(Records from a data source)
□ □ □ □ □
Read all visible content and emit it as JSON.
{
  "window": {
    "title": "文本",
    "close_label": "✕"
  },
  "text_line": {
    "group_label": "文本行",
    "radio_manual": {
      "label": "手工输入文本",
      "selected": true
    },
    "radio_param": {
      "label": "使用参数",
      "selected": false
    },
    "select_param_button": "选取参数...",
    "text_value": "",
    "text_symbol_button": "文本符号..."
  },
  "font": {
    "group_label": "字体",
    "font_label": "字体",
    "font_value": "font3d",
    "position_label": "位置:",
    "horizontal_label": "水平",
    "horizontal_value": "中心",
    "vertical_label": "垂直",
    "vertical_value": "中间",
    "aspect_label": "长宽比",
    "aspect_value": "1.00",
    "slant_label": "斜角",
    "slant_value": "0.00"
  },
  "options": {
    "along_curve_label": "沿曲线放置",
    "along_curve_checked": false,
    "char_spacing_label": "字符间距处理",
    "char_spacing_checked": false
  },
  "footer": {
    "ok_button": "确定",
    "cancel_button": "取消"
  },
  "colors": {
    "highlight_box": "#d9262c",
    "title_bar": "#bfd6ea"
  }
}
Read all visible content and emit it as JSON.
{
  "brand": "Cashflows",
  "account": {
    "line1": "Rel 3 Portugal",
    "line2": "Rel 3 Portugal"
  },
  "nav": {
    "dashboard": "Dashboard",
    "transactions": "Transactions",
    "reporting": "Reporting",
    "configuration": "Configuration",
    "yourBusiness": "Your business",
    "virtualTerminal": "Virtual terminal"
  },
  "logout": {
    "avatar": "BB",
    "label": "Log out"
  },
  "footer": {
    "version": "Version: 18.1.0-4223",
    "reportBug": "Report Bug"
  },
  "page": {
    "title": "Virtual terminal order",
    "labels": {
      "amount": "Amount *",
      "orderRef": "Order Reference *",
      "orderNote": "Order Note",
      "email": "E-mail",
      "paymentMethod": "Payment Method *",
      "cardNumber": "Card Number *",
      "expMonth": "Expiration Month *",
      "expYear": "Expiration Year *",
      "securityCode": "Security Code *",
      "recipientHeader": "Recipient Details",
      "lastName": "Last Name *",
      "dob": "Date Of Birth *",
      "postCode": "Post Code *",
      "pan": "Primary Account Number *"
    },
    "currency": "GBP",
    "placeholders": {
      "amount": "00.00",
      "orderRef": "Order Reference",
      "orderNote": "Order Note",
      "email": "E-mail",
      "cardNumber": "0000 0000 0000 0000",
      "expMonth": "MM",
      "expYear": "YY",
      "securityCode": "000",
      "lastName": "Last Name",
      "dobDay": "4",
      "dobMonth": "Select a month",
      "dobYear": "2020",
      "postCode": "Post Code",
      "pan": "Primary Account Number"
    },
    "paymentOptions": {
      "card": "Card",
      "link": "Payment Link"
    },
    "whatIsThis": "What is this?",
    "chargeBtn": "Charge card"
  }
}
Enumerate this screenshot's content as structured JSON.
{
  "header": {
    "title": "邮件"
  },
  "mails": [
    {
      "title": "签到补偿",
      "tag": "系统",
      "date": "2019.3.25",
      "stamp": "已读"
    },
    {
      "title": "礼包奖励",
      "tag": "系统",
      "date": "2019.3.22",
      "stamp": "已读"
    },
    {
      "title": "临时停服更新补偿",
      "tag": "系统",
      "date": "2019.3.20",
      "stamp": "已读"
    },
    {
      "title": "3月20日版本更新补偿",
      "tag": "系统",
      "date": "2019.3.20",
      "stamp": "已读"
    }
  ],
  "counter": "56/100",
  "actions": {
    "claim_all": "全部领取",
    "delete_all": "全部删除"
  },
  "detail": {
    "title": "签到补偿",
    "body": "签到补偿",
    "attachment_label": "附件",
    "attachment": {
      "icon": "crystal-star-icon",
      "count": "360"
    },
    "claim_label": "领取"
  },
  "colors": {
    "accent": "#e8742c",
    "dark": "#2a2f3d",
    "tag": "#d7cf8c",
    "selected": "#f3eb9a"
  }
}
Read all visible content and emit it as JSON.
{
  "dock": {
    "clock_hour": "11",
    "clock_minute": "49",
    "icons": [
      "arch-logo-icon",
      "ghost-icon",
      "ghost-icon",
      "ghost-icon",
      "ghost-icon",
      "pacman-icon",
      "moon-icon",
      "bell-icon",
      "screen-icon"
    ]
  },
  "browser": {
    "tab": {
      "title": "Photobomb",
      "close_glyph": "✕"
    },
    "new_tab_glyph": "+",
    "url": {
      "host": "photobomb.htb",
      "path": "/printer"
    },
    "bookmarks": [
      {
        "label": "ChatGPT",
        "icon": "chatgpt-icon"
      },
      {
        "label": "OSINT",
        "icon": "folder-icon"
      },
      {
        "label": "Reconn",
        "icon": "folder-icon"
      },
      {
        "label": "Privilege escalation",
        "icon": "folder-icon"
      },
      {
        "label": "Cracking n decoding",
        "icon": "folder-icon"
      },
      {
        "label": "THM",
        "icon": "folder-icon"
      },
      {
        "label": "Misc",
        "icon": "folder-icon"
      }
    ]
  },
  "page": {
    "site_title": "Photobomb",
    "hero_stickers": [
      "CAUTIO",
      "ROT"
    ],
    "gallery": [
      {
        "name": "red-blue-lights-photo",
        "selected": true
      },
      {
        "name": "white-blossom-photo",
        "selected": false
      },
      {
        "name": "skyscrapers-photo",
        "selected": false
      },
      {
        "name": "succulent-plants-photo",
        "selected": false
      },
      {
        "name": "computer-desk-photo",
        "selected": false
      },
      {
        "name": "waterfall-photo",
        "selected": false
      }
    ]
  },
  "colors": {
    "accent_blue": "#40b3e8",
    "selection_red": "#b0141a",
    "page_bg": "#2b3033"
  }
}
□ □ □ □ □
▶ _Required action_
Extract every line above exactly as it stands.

▶ _Response area_
Read all visible content and emit it as JSON.
{
  "window": {
    "title": "文本",
    "close_label": "✕"
  },
  "text_line": {
    "group_label": "文本行",
    "radio_manual": {
      "label": "手工输入文本",
      "selected": true
    },
    "radio_param": {
      "label": "使用参数",
      "selected": false
    },
    "select_param_button": "选取参数...",
    "text_value": "",
    "text_symbol_button": "文本符号..."
  },
  "font": {
    "group_label": "字体",
    "font_label": "字体",
    "font_value": "font3d",
    "position_label": "位置:",
    "horizontal_label": "水平",
    "horizontal_value": "中心",
    "vertical_label": "垂直",
    "vertical_value": "中间",
    "aspect_label": "长宽比",
    "aspect_value": "1.00",
    "slant_label": "斜角",
    "slant_value": "0.00"
  },
  "options": {
    "along_curve_label": "沿曲线放置",
    "along_curve_checked": false,
    "char_spacing_label": "字符间距处理",
    "char_spacing_checked": false
  },
  "footer": {
    "ok_button": "确定",
    "cancel_button": "取消"
  },
  "colors": {
    "highlight_box": "#d9262c",
    "title_bar": "#bfd6ea"
  }
}
Read all visible content and emit it as JSON.
{
  "brand": "Cashflows",
  "account": {
    "line1": "Rel 3 Portugal",
    "line2": "Rel 3 Portugal"
  },
  "nav": {
    "dashboard": "Dashboard",
    "transactions": "Transactions",
    "reporting": "Reporting",
    "configuration": "Configuration",
    "yourBusiness": "Your business",
    "virtualTerminal": "Virtual terminal"
  },
  "logout": {
    "avatar": "BB",
    "label": "Log out"
  },
  "footer": {
    "version": "Version: 18.1.0-4223",
    "reportBug": "Report Bug"
  },
  "page": {
    "title": "Virtual terminal order",
    "labels": {
      "amount": "Amount *",
      "orderRef": "Order Reference *",
      "orderNote": "Order Note",
      "email": "E-mail",
      "paymentMethod": "Payment Method *",
      "cardNumber": "Card Number *",
      "expMonth": "Expiration Month *",
      "expYear": "Expiration Year *",
      "securityCode": "Security Code *",
      "recipientHeader": "Recipient Details",
      "lastName": "Last Name *",
      "dob": "Date Of Birth *",
      "postCode": "Post Code *",
      "pan": "Primary Account Number *"
    },
    "currency": "GBP",
    "placeholders": {
      "amount": "00.00",
      "orderRef": "Order Reference",
      "orderNote": "Order Note",
      "email": "E-mail",
      "cardNumber": "0000 0000 0000 0000",
      "expMonth": "MM",
      "expYear": "YY",
      "securityCode": "000",
      "lastName": "Last Name",
      "dobDay": "4",
      "dobMonth": "Select a month",
      "dobYear": "2020",
      "postCode": "Post Code",
      "pan": "Primary Account Number"
    },
    "paymentOptions": {
      "card": "Card",
      "link": "Payment Link"
    },
    "whatIsThis": "What is this?",
    "chargeBtn": "Charge card"
  }
}
Enumerate this screenshot's content as structured JSON.
{
  "header": {
    "title": "邮件"
  },
  "mails": [
    {
      "title": "签到补偿",
      "tag": "系统",
      "date": "2019.3.25",
      "stamp": "已读"
    },
    {
      "title": "礼包奖励",
      "tag": "系统",
      "date": "2019.3.22",
      "stamp": "已读"
    },
    {
      "title": "临时停服更新补偿",
      "tag": "系统",
      "date": "2019.3.20",
      "stamp": "已读"
    },
    {
      "title": "3月20日版本更新补偿",
      "tag": "系统",
      "date": "2019.3.20",
      "stamp": "已读"
    }
  ],
  "counter": "56/100",
  "actions": {
    "claim_all": "全部领取",
    "delete_all": "全部删除"
  },
  "detail": {
    "title": "签到补偿",
    "body": "签到补偿",
    "attachment_label": "附件",
    "attachment": {
      "icon": "crystal-star-icon",
      "count": "360"
    },
    "claim_label": "领取"
  },
  "colors": {
    "accent": "#e8742c",
    "dark": "#2a2f3d",
    "tag": "#d7cf8c",
    "selected": "#f3eb9a"
  }
}
Read all visible content and emit it as JSON.
{
  "dock": {
    "clock_hour": "11",
    "clock_minute": "49",
    "icons": [
      "arch-logo-icon",
      "ghost-icon",
      "ghost-icon",
      "ghost-icon",
      "ghost-icon",
      "pacman-icon",
      "moon-icon",
      "bell-icon",
      "screen-icon"
    ]
  },
  "browser": {
    "tab": {
      "title": "Photobomb",
      "close_glyph": "✕"
    },
    "new_tab_glyph": "+",
    "url": {
      "host": "photobomb.htb",
      "path": "/printer"
    },
    "bookmarks": [
      {
        "label": "ChatGPT",
        "icon": "chatgpt-icon"
      },
      {
        "label": "OSINT",
        "icon": "folder-icon"
      },
      {
        "label": "Reconn",
        "icon": "folder-icon"
      },
      {
        "label": "Privilege escalation",
        "icon": "folder-icon"
      },
      {
        "label": "Cracking n decoding",
        "icon": "folder-icon"
      },
      {
        "label": "THM",
        "icon": "folder-icon"
      },
      {
        "label": "Misc",
        "icon": "folder-icon"
      }
    ]
  },
  "page": {
    "site_title": "Photobomb",
    "hero_stickers": [
      "CAUTIO",
      "ROT"
    ],
    "gallery": [
      {
        "name": "red-blue-lights-photo",
        "selected": true
      },
      {
        "name": "white-blossom-photo",
        "selected": false
      },
      {
        "name": "skyscrapers-photo",
        "selected": false
      },
      {
        "name": "succulent-plants-photo",
        "selected": false
      },
      {
        "name": "computer-desk-photo",
        "selected": false
      },
      {
        "name": "waterfall-photo",
        "selected": false
      }
    ]
  },
  "colors": {
    "accent_blue": "#40b3e8",
    "selection_red": "#b0141a",
    "page_bg": "#2b3033"
  }
}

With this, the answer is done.